Probably the most charming part of Estepa is the sweet, comforting scent of roasted almonds, cinnamon, and freshly baked pastries wafting in from the many mantecado factories scattered throughout town. In fact, this nostalgic cookie aroma is such an integral part of Estepa that an initiative to include it in the UNESCO list of Intangible Cultural Heritage is underway since 2019.
These traditional businesses, most of which are still family-owned, specialize in the confection of mantecados, polvorones, and other typical Spanish Christmas sweets following age-old recipes that have stood the test of time. The crumbling shortbread cookies come in different shapes and flavors. Some are coated in snow-white almond paste, others sprinkled with powdered sugar, some are enriched with cinnamon, others with orange peel or sesame seeds, but all share the same basic mixture of toasted wheat flour, sugar, pork lard, and roasted almonds.
There’s a delicious chocolate museum
Set in an elegant colonial building on the outskirts of town, Chocomundo is the largest chocolate museum in Spain, and one of the most complex in Europe. Its exhibition space spans over 1,500 sqm and is divided into fifteen rooms devoted to the history and manufacture of chocolate.
In addition to vivid watercolors depicting the history of cocoa beans and an impressive collection of serving & manufacturing tools, visitors will have the opportunity to participate in tasting sessions and chocolate workshops where they learn to make their own chocolate creations.

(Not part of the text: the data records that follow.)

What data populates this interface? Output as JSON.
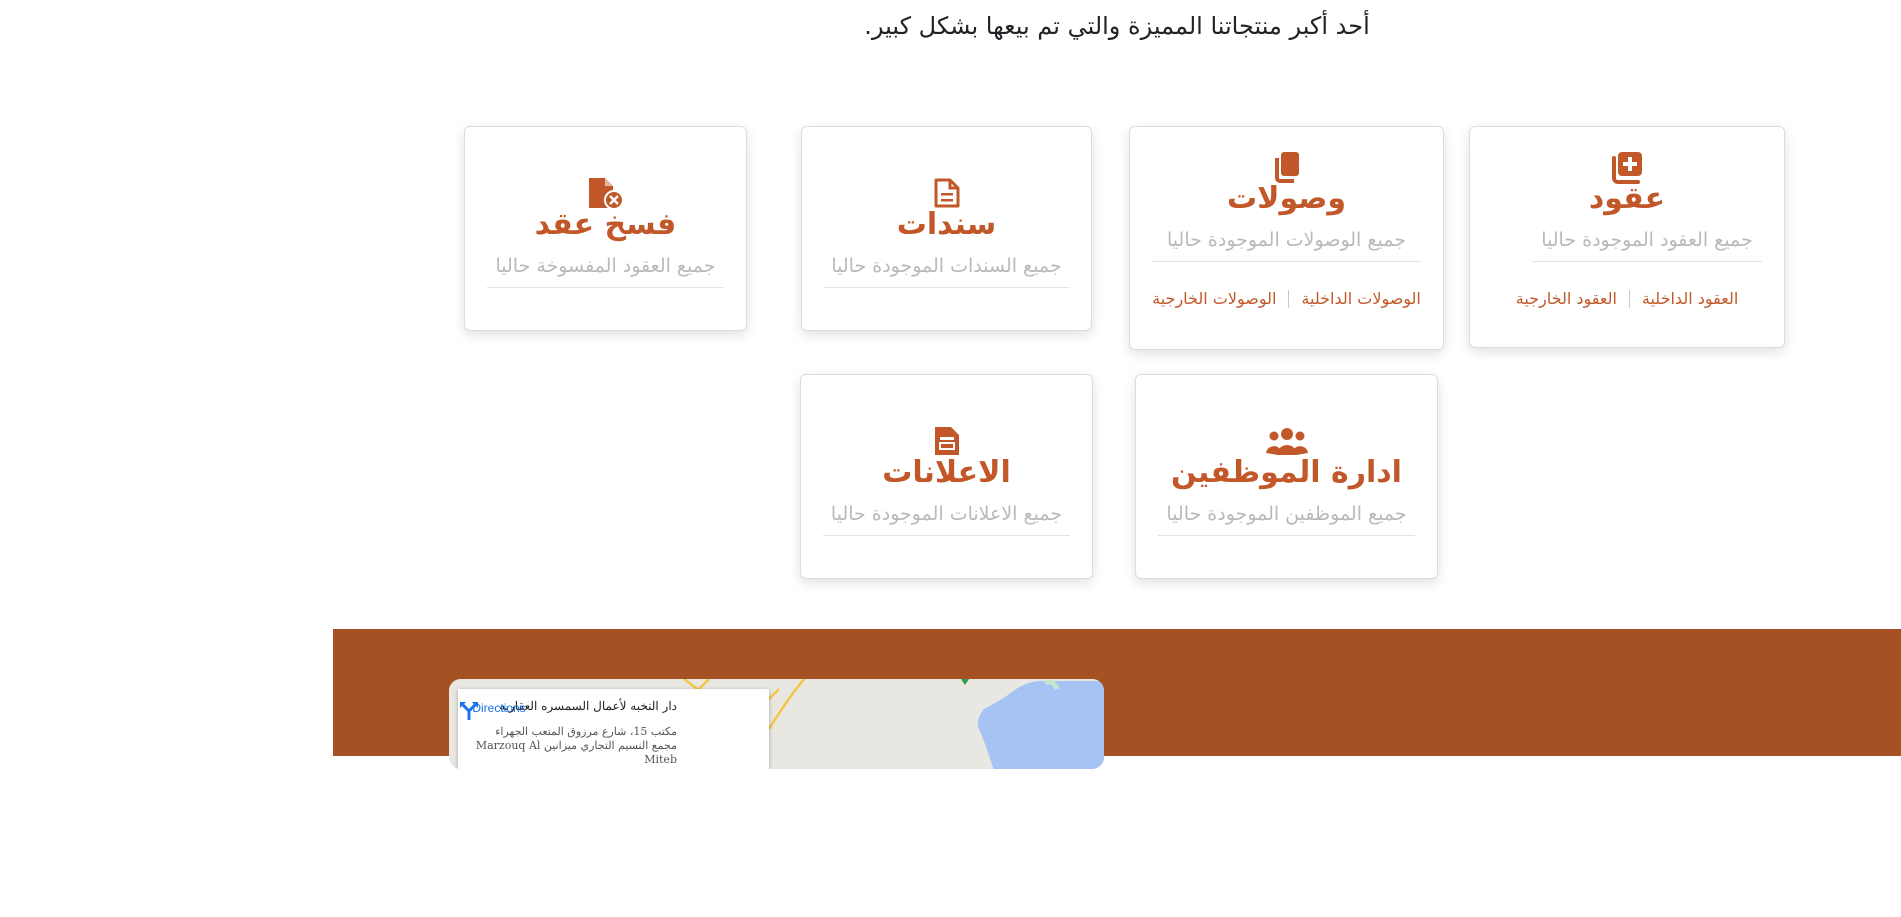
{
  "section": {
    "heading": "أحد أكبر منتجاتنا المميزة والتي تم بيعها بشكل كبير."
  },
  "colors": {
    "accent": "#c2582a",
    "band": "#a55123",
    "muted_text": "#b9b9b9"
  },
  "cards": {
    "contracts": {
      "icon": "contract-add-icon",
      "title": "عقود",
      "subtitle": "جميع العقود الموجودة حاليا",
      "link_internal": "العقود الداخلية",
      "link_external": "العقود الخارجية"
    },
    "receipts": {
      "icon": "copy-documents-icon",
      "title": "وصولات",
      "subtitle": "جميع الوصولات الموجودة حاليا",
      "link_internal": "الوصولات الداخلية",
      "link_external": "الوصولات الخارجية"
    },
    "bonds": {
      "icon": "document-icon",
      "title": "سندات",
      "subtitle": "جميع السندات الموجودة حاليا"
    },
    "termination": {
      "icon": "document-cancel-icon",
      "title": "فسخ عقد",
      "subtitle": "جميع العقود المفسوخة حاليا"
    },
    "employees": {
      "icon": "users-group-icon",
      "title": "ادارة الموظفين",
      "subtitle": "جميع الموظفين الموجودة حاليا"
    },
    "ads": {
      "icon": "announcement-document-icon",
      "title": "الاعلانات",
      "subtitle": "جميع الاعلانات الموجودة حاليا"
    }
  },
  "map": {
    "place_name": "دار النخبه لأعمال السمسره العقاريه",
    "address": "مكتب 15، شارع مرزوق المتعب الجهراء مجمع النسيم التجاري ميزانين Marzouq Al Miteb",
    "directions_label": "Directions"
  }
}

Chocomundo is part of La Despensa de Palacio, one of Spain’s most illustrious confectionery manufactures and the only chocolate factory still existing in Andalusia.
…and a chocolate city

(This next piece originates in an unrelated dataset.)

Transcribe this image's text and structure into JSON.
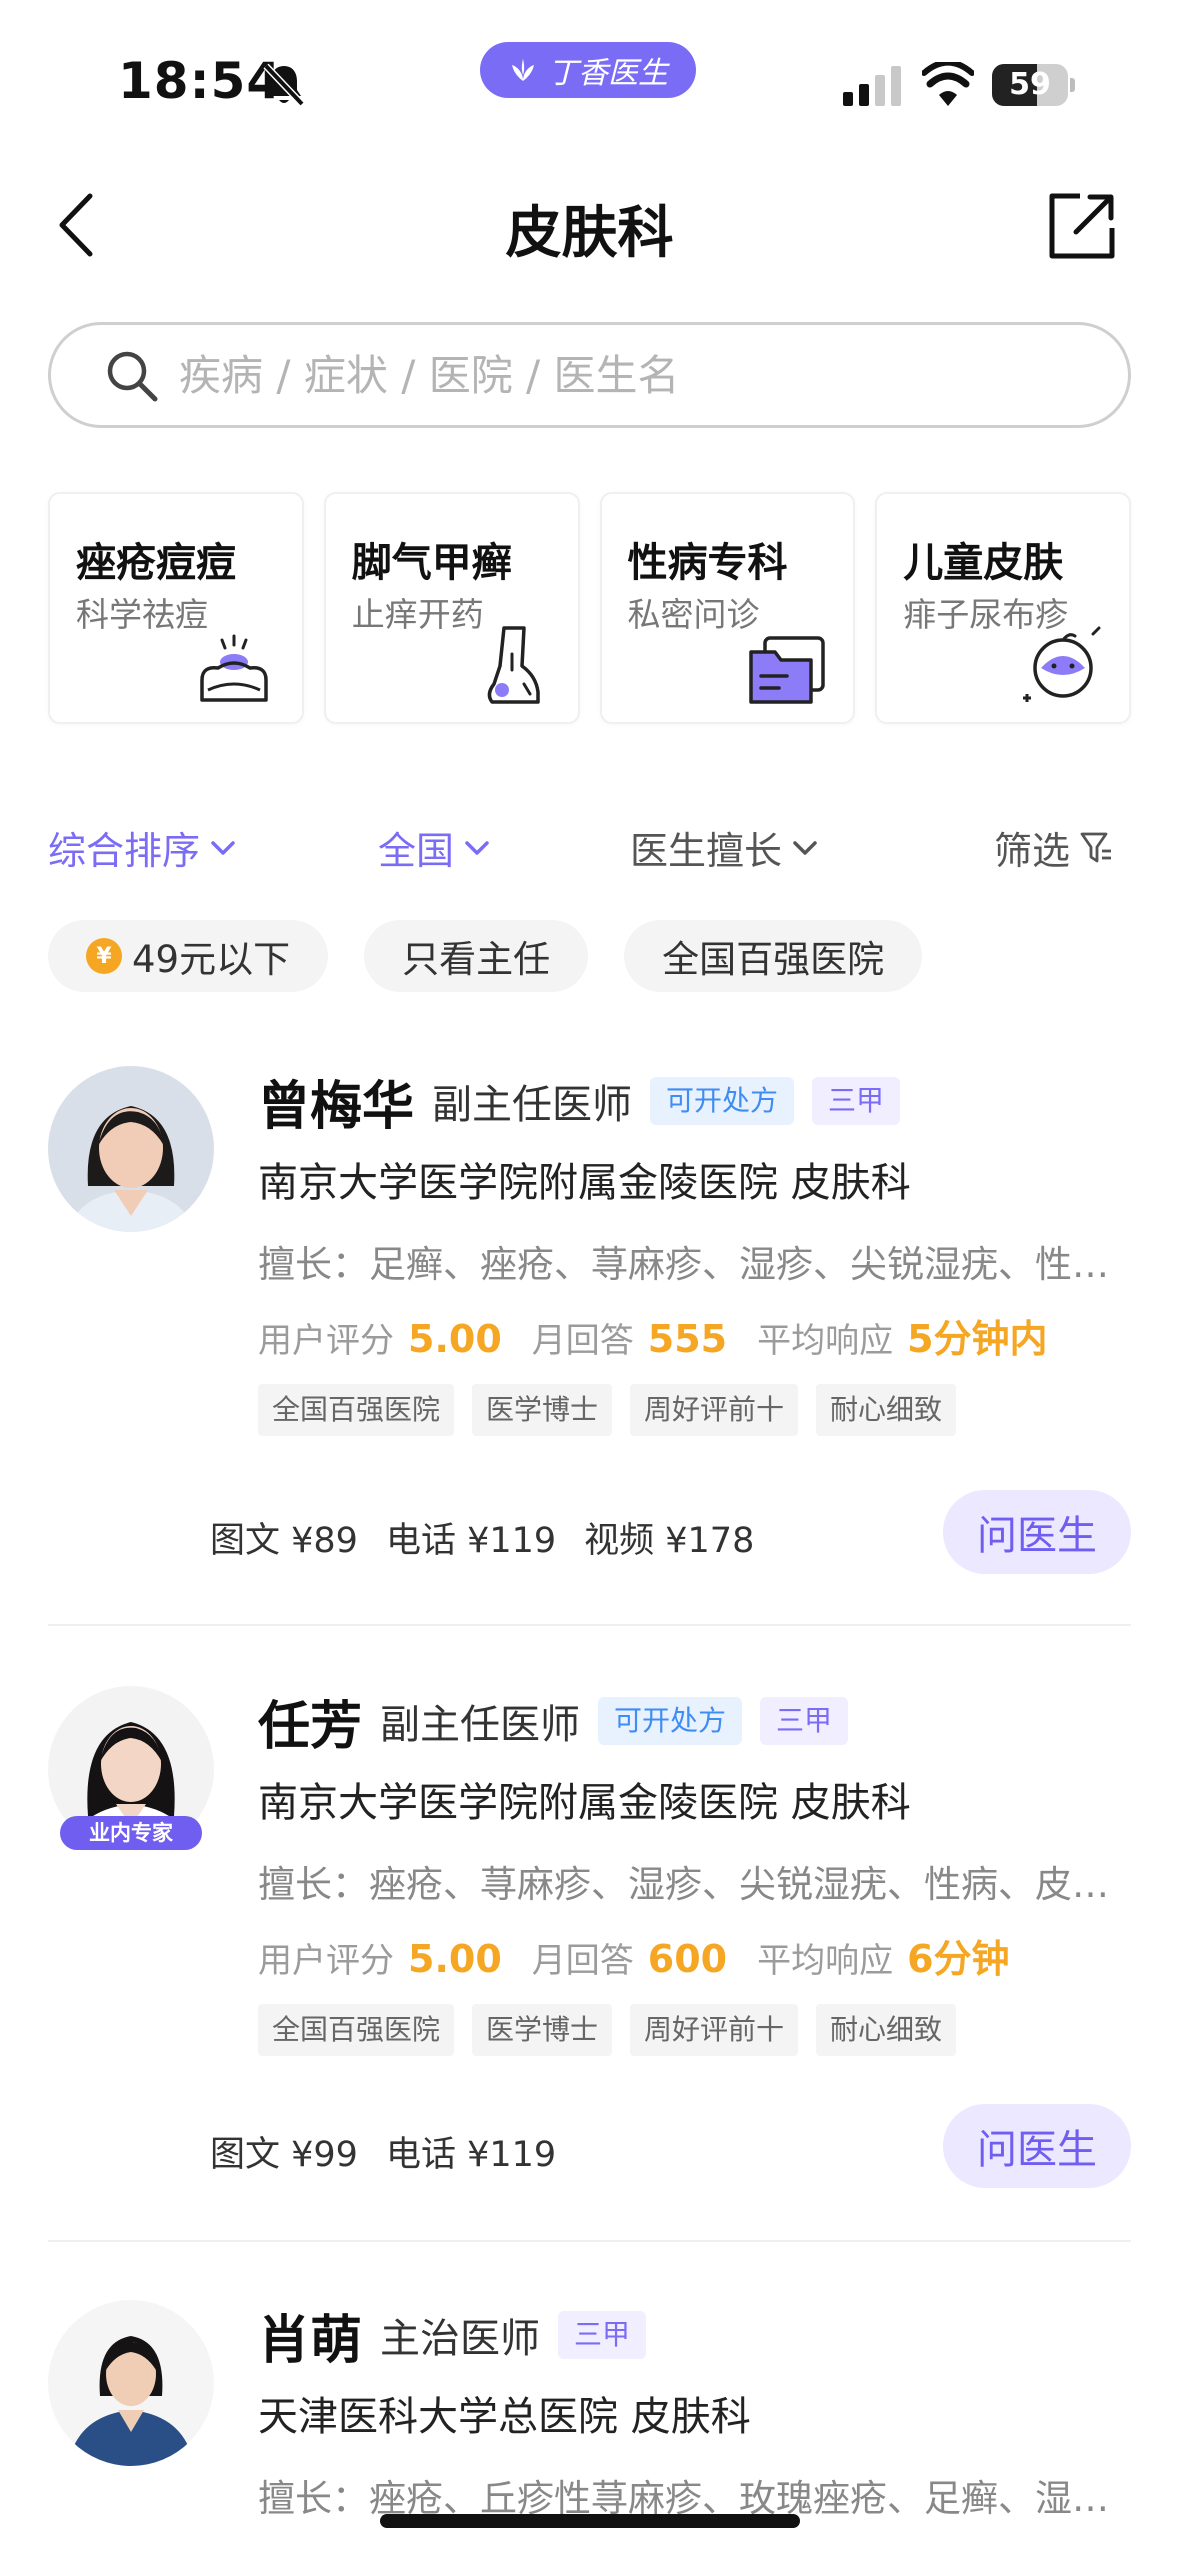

Every autumn, a scale model of a famous city is sculpted in chocolate at La Estepeña, one of the oldest mantecado factories in Estepa. More than 2,000 kg of black, white, and milk chocolate are used to create the Ciudad de Chocolate, which in 2021 depicts Venice, with its fabulous palazzos and romantic canals.

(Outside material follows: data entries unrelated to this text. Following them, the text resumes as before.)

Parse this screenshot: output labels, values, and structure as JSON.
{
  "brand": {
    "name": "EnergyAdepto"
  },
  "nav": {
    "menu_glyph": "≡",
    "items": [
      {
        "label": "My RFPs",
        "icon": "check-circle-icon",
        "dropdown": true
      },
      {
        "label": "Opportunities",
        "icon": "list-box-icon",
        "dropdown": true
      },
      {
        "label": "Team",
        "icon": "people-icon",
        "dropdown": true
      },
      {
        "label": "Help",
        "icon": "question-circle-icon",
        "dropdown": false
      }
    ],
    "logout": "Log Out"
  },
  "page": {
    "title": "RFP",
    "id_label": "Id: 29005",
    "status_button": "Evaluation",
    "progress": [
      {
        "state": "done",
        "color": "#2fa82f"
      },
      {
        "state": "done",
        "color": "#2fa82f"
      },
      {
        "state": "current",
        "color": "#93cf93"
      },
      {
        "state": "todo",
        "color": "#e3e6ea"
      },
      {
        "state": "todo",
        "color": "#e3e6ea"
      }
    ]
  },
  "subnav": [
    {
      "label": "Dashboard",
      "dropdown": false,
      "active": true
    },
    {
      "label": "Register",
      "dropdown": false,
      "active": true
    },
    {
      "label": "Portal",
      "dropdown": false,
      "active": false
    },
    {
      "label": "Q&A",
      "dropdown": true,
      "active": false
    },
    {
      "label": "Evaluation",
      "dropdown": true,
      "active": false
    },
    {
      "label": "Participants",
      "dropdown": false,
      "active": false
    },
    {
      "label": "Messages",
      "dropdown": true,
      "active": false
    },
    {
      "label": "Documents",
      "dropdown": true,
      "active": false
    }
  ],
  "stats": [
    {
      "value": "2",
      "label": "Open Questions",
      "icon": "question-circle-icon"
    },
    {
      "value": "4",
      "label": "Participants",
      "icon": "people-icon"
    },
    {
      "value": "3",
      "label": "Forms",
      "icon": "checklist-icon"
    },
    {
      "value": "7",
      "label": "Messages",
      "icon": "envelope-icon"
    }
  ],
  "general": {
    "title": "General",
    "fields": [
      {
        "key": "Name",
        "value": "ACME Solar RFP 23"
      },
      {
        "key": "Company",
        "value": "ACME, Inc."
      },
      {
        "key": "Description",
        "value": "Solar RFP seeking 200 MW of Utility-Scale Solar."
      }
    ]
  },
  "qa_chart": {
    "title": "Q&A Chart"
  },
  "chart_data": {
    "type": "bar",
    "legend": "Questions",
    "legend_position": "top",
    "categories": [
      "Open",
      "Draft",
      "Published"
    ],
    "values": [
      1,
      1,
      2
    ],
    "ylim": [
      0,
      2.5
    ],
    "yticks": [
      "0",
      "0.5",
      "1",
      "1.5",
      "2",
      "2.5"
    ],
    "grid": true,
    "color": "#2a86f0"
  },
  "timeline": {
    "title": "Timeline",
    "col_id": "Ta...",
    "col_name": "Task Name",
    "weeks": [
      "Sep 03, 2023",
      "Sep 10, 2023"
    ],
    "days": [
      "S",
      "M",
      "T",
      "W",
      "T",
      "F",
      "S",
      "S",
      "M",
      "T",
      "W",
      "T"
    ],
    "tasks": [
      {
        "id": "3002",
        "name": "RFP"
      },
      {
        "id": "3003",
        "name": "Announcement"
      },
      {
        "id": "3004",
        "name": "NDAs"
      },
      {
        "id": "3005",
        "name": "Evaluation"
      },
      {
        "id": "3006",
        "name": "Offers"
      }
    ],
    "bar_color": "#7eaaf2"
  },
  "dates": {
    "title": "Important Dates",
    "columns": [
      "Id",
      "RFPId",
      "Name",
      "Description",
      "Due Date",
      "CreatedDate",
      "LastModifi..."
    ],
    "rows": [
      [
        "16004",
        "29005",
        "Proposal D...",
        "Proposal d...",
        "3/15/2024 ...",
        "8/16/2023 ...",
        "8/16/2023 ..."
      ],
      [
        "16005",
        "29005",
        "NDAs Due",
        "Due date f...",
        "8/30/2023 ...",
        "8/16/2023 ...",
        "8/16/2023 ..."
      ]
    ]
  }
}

The sweet-smelling display marks the beginning of the town’s long holiday season and can be visited every day from October 10th to January 5th. Located in the same industrial area as La Despensa de Palacio, La Estepeña is also home to a small mantecado museum (Museo del Mantecado), as well as a beautiful sweet shop lined with antique style boxes of chocolates and Christmas cookies.
Shops look like straight out of a Dickens’ novel
As the center of Spain’s mantecado making industry, Estepa is peppered with beautiful old-world shops devoted to the seasonal sugary creations. Outfitted with retro weighing scales, antique wood cabinets, and shelves lined with colorful boxes and glass storage jars, entering these treasure troves during the Christmas confectionery season is like stepping back in time.
One such shop is La Estepeña, where the mirror-backed shelves are packed with adorable vintage boxes filled with own-label cookies, candied fruits, and chocolate creations. The place smells wonderfully of roasting almonds and baked goods from the on-site factory where Christmas delicacies are hand-rolled and packed throughout the colder months.
Established in 1943, La Despensa de Palacio has a Victorian-era feel, with its dark period furnishings and alluring glass cabinets displaying a dazzling selection of in-house-made sweets, from sugar-powdered mantecados and slabs of nutty turron to artsy chocolate bonbons to delicate candied violets.
Resplendent in crimson, the wooden storefront of El Gamo is hard to miss. First opened in 1965, this factory prides itself on the oldest wood oven in town and organizes workshops for making your own mantecados. Their store is small, warm, and traditional, and the knowledgeable staff guide visitors through the overwhelming choice of flavors while giving out heaps of samples.
Another must stop on your mantecado tour in Estepa is La Colchona. Born in 1870, this is the oldest mantecado business in town and one of its most esteemed. To enter their elegant shop you have to ring the doorbell, as in a real house, and someone will let you in. The space feels more contemporary than the ones above, but still has an authentic old-world feel backed up by period furnishings and chandeliers. In true Andalusian fashion, the facility also houses a small whitewashed patio decorated with colorful flowerpots.